Problem to solve: Down to the last line, reproduce the data below exactly.

Recorded information:
::::
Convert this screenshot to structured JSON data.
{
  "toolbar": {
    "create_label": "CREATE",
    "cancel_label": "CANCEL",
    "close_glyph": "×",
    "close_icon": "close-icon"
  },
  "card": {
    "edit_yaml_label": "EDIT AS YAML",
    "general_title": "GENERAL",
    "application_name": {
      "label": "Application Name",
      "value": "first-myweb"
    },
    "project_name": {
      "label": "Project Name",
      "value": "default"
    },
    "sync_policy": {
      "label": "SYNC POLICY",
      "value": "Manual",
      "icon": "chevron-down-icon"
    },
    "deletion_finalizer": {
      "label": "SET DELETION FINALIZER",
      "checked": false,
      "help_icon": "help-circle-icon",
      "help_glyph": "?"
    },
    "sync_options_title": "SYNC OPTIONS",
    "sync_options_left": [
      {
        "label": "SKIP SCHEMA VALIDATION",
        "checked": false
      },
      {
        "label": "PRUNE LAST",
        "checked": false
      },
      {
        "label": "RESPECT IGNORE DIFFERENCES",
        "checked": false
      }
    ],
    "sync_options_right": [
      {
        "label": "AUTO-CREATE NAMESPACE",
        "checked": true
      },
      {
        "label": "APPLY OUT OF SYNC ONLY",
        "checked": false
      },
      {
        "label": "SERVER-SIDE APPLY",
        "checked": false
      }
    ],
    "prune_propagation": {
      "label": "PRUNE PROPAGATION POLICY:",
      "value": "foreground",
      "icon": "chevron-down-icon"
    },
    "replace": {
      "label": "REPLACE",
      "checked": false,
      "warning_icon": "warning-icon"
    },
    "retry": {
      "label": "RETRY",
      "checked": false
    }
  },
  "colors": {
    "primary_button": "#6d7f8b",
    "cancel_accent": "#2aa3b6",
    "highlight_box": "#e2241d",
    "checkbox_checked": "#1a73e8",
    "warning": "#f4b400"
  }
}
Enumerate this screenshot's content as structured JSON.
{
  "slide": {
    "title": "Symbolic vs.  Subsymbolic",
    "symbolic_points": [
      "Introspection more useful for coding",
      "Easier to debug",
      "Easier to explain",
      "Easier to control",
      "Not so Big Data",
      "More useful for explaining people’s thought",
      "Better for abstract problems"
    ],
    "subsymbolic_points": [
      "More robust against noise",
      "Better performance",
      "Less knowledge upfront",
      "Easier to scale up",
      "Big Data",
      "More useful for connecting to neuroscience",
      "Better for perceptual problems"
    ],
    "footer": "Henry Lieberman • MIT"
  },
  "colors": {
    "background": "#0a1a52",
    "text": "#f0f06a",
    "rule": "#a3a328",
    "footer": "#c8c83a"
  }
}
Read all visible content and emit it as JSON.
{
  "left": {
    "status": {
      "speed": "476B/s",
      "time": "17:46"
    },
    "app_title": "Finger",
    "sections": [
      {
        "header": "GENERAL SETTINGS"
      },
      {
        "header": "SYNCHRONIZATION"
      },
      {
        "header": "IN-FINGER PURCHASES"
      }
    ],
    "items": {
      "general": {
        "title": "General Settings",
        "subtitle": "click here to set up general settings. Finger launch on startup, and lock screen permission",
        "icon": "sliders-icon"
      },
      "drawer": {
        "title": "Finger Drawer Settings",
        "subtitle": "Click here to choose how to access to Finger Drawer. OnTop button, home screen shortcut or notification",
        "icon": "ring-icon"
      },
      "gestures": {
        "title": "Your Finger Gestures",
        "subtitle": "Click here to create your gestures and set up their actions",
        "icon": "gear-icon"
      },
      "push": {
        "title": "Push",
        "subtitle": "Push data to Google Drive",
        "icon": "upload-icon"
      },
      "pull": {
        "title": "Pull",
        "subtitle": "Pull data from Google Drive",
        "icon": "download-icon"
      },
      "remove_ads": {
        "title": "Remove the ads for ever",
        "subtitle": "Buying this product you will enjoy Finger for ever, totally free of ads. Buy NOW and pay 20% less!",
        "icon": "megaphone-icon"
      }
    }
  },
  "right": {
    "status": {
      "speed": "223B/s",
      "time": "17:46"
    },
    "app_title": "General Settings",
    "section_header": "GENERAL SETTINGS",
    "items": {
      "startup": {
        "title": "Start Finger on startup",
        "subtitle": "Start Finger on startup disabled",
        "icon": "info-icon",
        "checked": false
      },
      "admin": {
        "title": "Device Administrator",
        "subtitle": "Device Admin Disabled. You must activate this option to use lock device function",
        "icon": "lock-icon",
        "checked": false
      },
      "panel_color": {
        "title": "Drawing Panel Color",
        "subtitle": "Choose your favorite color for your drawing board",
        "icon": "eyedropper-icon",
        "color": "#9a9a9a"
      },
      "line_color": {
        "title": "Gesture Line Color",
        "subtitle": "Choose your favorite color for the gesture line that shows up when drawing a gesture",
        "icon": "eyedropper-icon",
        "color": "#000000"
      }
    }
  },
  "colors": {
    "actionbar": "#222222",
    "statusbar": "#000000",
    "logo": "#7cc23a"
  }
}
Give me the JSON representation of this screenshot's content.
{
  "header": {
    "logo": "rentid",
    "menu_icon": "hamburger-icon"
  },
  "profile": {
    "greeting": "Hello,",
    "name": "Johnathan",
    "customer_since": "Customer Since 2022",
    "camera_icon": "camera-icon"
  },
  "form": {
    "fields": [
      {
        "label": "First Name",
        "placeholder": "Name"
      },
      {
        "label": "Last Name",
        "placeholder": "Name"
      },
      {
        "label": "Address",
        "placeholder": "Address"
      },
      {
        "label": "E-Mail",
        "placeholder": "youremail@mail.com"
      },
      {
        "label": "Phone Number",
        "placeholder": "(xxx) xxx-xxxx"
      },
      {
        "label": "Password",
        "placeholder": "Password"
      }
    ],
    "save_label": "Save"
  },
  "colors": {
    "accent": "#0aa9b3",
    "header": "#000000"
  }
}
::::
Expected output:
Convert this screenshot to structured JSON data.
{
  "toolbar": {
    "create_label": "CREATE",
    "cancel_label": "CANCEL",
    "close_glyph": "×",
    "close_icon": "close-icon"
  },
  "card": {
    "edit_yaml_label": "EDIT AS YAML",
    "general_title": "GENERAL",
    "application_name": {
      "label": "Application Name",
      "value": "first-myweb"
    },
    "project_name": {
      "label": "Project Name",
      "value": "default"
    },
    "sync_policy": {
      "label": "SYNC POLICY",
      "value": "Manual",
      "icon": "chevron-down-icon"
    },
    "deletion_finalizer": {
      "label": "SET DELETION FINALIZER",
      "checked": false,
      "help_icon": "help-circle-icon",
      "help_glyph": "?"
    },
    "sync_options_title": "SYNC OPTIONS",
    "sync_options_left": [
      {
        "label": "SKIP SCHEMA VALIDATION",
        "checked": false
      },
      {
        "label": "PRUNE LAST",
        "checked": false
      },
      {
        "label": "RESPECT IGNORE DIFFERENCES",
        "checked": false
      }
    ],
    "sync_options_right": [
      {
        "label": "AUTO-CREATE NAMESPACE",
        "checked": true
      },
      {
        "label": "APPLY OUT OF SYNC ONLY",
        "checked": false
      },
      {
        "label": "SERVER-SIDE APPLY",
        "checked": false
      }
    ],
    "prune_propagation": {
      "label": "PRUNE PROPAGATION POLICY:",
      "value": "foreground",
      "icon": "chevron-down-icon"
    },
    "replace": {
      "label": "REPLACE",
      "checked": false,
      "warning_icon": "warning-icon"
    },
    "retry": {
      "label": "RETRY",
      "checked": false
    }
  },
  "colors": {
    "primary_button": "#6d7f8b",
    "cancel_accent": "#2aa3b6",
    "highlight_box": "#e2241d",
    "checkbox_checked": "#1a73e8",
    "warning": "#f4b400"
  }
}
Enumerate this screenshot's content as structured JSON.
{
  "slide": {
    "title": "Symbolic vs.  Subsymbolic",
    "symbolic_points": [
      "Introspection more useful for coding",
      "Easier to debug",
      "Easier to explain",
      "Easier to control",
      "Not so Big Data",
      "More useful for explaining people’s thought",
      "Better for abstract problems"
    ],
    "subsymbolic_points": [
      "More robust against noise",
      "Better performance",
      "Less knowledge upfront",
      "Easier to scale up",
      "Big Data",
      "More useful for connecting to neuroscience",
      "Better for perceptual problems"
    ],
    "footer": "Henry Lieberman • MIT"
  },
  "colors": {
    "background": "#0a1a52",
    "text": "#f0f06a",
    "rule": "#a3a328",
    "footer": "#c8c83a"
  }
}
Read all visible content and emit it as JSON.
{
  "left": {
    "status": {
      "speed": "476B/s",
      "time": "17:46"
    },
    "app_title": "Finger",
    "sections": [
      {
        "header": "GENERAL SETTINGS"
      },
      {
        "header": "SYNCHRONIZATION"
      },
      {
        "header": "IN-FINGER PURCHASES"
      }
    ],
    "items": {
      "general": {
        "title": "General Settings",
        "subtitle": "click here to set up general settings. Finger launch on startup, and lock screen permission",
        "icon": "sliders-icon"
      },
      "drawer": {
        "title": "Finger Drawer Settings",
        "subtitle": "Click here to choose how to access to Finger Drawer. OnTop button, home screen shortcut or notification",
        "icon": "ring-icon"
      },
      "gestures": {
        "title": "Your Finger Gestures",
        "subtitle": "Click here to create your gestures and set up their actions",
        "icon": "gear-icon"
      },
      "push": {
        "title": "Push",
        "subtitle": "Push data to Google Drive",
        "icon": "upload-icon"
      },
      "pull": {
        "title": "Pull",
        "subtitle": "Pull data from Google Drive",
        "icon": "download-icon"
      },
      "remove_ads": {
        "title": "Remove the ads for ever",
        "subtitle": "Buying this product you will enjoy Finger for ever, totally free of ads. Buy NOW and pay 20% less!",
        "icon": "megaphone-icon"
      }
    }
  },
  "right": {
    "status": {
      "speed": "223B/s",
      "time": "17:46"
    },
    "app_title": "General Settings",
    "section_header": "GENERAL SETTINGS",
    "items": {
      "startup": {
        "title": "Start Finger on startup",
        "subtitle": "Start Finger on startup disabled",
        "icon": "info-icon",
        "checked": false
      },
      "admin": {
        "title": "Device Administrator",
        "subtitle": "Device Admin Disabled. You must activate this option to use lock device function",
        "icon": "lock-icon",
        "checked": false
      },
      "panel_color": {
        "title": "Drawing Panel Color",
        "subtitle": "Choose your favorite color for your drawing board",
        "icon": "eyedropper-icon",
        "color": "#9a9a9a"
      },
      "line_color": {
        "title": "Gesture Line Color",
        "subtitle": "Choose your favorite color for the gesture line that shows up when drawing a gesture",
        "icon": "eyedropper-icon",
        "color": "#000000"
      }
    }
  },
  "colors": {
    "actionbar": "#222222",
    "statusbar": "#000000",
    "logo": "#7cc23a"
  }
}
Give me the JSON representation of this screenshot's content.
{
  "header": {
    "logo": "rentid",
    "menu_icon": "hamburger-icon"
  },
  "profile": {
    "greeting": "Hello,",
    "name": "Johnathan",
    "customer_since": "Customer Since 2022",
    "camera_icon": "camera-icon"
  },
  "form": {
    "fields": [
      {
        "label": "First Name",
        "placeholder": "Name"
      },
      {
        "label": "Last Name",
        "placeholder": "Name"
      },
      {
        "label": "Address",
        "placeholder": "Address"
      },
      {
        "label": "E-Mail",
        "placeholder": "youremail@mail.com"
      },
      {
        "label": "Phone Number",
        "placeholder": "(xxx) xxx-xxxx"
      },
      {
        "label": "Password",
        "placeholder": "Password"
      }
    ],
    "save_label": "Save"
  },
  "colors": {
    "accent": "#0aa9b3",
    "header": "#000000"
  }
}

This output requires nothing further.